### Your goal:
Set down every entry again, exactly as it appears.

### Source records:
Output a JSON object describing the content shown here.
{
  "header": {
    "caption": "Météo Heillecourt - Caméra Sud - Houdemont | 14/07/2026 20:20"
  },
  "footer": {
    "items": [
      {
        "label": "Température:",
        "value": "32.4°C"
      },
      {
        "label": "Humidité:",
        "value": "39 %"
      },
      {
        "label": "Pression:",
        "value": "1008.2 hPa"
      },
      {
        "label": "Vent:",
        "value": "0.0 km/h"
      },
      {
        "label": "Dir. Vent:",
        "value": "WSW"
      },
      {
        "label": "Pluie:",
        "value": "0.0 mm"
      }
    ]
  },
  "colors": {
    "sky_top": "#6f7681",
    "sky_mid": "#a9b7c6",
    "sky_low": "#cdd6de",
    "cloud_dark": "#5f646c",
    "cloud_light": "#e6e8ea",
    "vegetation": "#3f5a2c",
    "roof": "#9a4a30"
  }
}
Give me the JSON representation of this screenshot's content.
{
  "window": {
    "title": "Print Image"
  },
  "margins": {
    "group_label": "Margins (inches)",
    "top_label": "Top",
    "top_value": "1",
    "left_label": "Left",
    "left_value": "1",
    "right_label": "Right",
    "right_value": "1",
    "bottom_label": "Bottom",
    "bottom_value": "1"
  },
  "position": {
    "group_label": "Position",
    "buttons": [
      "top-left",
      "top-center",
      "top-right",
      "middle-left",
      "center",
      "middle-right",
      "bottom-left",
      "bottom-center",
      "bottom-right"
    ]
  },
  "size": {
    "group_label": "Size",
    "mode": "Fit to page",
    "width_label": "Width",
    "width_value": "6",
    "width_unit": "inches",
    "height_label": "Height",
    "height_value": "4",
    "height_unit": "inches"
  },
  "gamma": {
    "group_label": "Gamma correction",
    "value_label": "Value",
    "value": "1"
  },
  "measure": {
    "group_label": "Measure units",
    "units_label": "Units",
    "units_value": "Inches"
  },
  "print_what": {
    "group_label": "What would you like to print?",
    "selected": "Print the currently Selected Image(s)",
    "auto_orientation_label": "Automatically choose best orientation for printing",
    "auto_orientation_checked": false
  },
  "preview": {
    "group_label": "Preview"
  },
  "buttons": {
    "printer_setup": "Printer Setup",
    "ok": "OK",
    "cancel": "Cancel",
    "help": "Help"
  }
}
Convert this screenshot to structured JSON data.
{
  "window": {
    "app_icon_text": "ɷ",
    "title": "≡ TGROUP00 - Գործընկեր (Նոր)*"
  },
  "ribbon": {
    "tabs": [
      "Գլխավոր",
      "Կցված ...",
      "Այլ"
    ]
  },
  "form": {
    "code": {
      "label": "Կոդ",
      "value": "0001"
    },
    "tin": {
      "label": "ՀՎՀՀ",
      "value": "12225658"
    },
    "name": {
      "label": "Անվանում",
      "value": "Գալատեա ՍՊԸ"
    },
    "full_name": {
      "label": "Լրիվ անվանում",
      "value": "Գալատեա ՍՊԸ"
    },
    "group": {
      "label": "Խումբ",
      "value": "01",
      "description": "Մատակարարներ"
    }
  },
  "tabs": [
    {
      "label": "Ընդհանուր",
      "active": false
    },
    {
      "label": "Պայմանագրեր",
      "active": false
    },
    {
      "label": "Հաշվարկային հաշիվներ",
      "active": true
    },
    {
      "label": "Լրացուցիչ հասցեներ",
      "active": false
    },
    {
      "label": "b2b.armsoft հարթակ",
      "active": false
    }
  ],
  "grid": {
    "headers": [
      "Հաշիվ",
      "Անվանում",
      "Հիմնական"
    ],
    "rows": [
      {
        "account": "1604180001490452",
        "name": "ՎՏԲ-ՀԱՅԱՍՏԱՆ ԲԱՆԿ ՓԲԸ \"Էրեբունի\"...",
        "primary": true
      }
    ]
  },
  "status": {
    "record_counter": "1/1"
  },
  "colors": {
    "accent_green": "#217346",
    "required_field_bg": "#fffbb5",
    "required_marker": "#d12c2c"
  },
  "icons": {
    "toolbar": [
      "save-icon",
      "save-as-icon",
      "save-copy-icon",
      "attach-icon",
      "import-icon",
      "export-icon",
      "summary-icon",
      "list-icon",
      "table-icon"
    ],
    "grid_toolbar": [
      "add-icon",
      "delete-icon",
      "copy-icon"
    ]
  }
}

### Output:
Output a JSON object describing the content shown here.
{
  "header": {
    "caption": "Météo Heillecourt - Caméra Sud - Houdemont | 14/07/2026 20:20"
  },
  "footer": {
    "items": [
      {
        "label": "Température:",
        "value": "32.4°C"
      },
      {
        "label": "Humidité:",
        "value": "39 %"
      },
      {
        "label": "Pression:",
        "value": "1008.2 hPa"
      },
      {
        "label": "Vent:",
        "value": "0.0 km/h"
      },
      {
        "label": "Dir. Vent:",
        "value": "WSW"
      },
      {
        "label": "Pluie:",
        "value": "0.0 mm"
      }
    ]
  },
  "colors": {
    "sky_top": "#6f7681",
    "sky_mid": "#a9b7c6",
    "sky_low": "#cdd6de",
    "cloud_dark": "#5f646c",
    "cloud_light": "#e6e8ea",
    "vegetation": "#3f5a2c",
    "roof": "#9a4a30"
  }
}
Give me the JSON representation of this screenshot's content.
{
  "window": {
    "title": "Print Image"
  },
  "margins": {
    "group_label": "Margins (inches)",
    "top_label": "Top",
    "top_value": "1",
    "left_label": "Left",
    "left_value": "1",
    "right_label": "Right",
    "right_value": "1",
    "bottom_label": "Bottom",
    "bottom_value": "1"
  },
  "position": {
    "group_label": "Position",
    "buttons": [
      "top-left",
      "top-center",
      "top-right",
      "middle-left",
      "center",
      "middle-right",
      "bottom-left",
      "bottom-center",
      "bottom-right"
    ]
  },
  "size": {
    "group_label": "Size",
    "mode": "Fit to page",
    "width_label": "Width",
    "width_value": "6",
    "width_unit": "inches",
    "height_label": "Height",
    "height_value": "4",
    "height_unit": "inches"
  },
  "gamma": {
    "group_label": "Gamma correction",
    "value_label": "Value",
    "value": "1"
  },
  "measure": {
    "group_label": "Measure units",
    "units_label": "Units",
    "units_value": "Inches"
  },
  "print_what": {
    "group_label": "What would you like to print?",
    "selected": "Print the currently Selected Image(s)",
    "auto_orientation_label": "Automatically choose best orientation for printing",
    "auto_orientation_checked": false
  },
  "preview": {
    "group_label": "Preview"
  },
  "buttons": {
    "printer_setup": "Printer Setup",
    "ok": "OK",
    "cancel": "Cancel",
    "help": "Help"
  }
}
Convert this screenshot to structured JSON data.
{
  "window": {
    "app_icon_text": "ɷ",
    "title": "≡ TGROUP00 - Գործընկեր (Նոր)*"
  },
  "ribbon": {
    "tabs": [
      "Գլխավոր",
      "Կցված ...",
      "Այլ"
    ]
  },
  "form": {
    "code": {
      "label": "Կոդ",
      "value": "0001"
    },
    "tin": {
      "label": "ՀՎՀՀ",
      "value": "12225658"
    },
    "name": {
      "label": "Անվանում",
      "value": "Գալատեա ՍՊԸ"
    },
    "full_name": {
      "label": "Լրիվ անվանում",
      "value": "Գալատեա ՍՊԸ"
    },
    "group": {
      "label": "Խումբ",
      "value": "01",
      "description": "Մատակարարներ"
    }
  },
  "tabs": [
    {
      "label": "Ընդհանուր",
      "active": false
    },
    {
      "label": "Պայմանագրեր",
      "active": false
    },
    {
      "label": "Հաշվարկային հաշիվներ",
      "active": true
    },
    {
      "label": "Լրացուցիչ հասցեներ",
      "active": false
    },
    {
      "label": "b2b.armsoft հարթակ",
      "active": false
    }
  ],
  "grid": {
    "headers": [
      "Հաշիվ",
      "Անվանում",
      "Հիմնական"
    ],
    "rows": [
      {
        "account": "1604180001490452",
        "name": "ՎՏԲ-ՀԱՅԱՍՏԱՆ ԲԱՆԿ ՓԲԸ \"Էրեբունի\"...",
        "primary": true
      }
    ]
  },
  "status": {
    "record_counter": "1/1"
  },
  "colors": {
    "accent_green": "#217346",
    "required_field_bg": "#fffbb5",
    "required_marker": "#d12c2c"
  },
  "icons": {
    "toolbar": [
      "save-icon",
      "save-as-icon",
      "save-copy-icon",
      "attach-icon",
      "import-icon",
      "export-icon",
      "summary-icon",
      "list-icon",
      "table-icon"
    ],
    "grid_toolbar": [
      "add-icon",
      "delete-icon",
      "copy-icon"
    ]
  }
}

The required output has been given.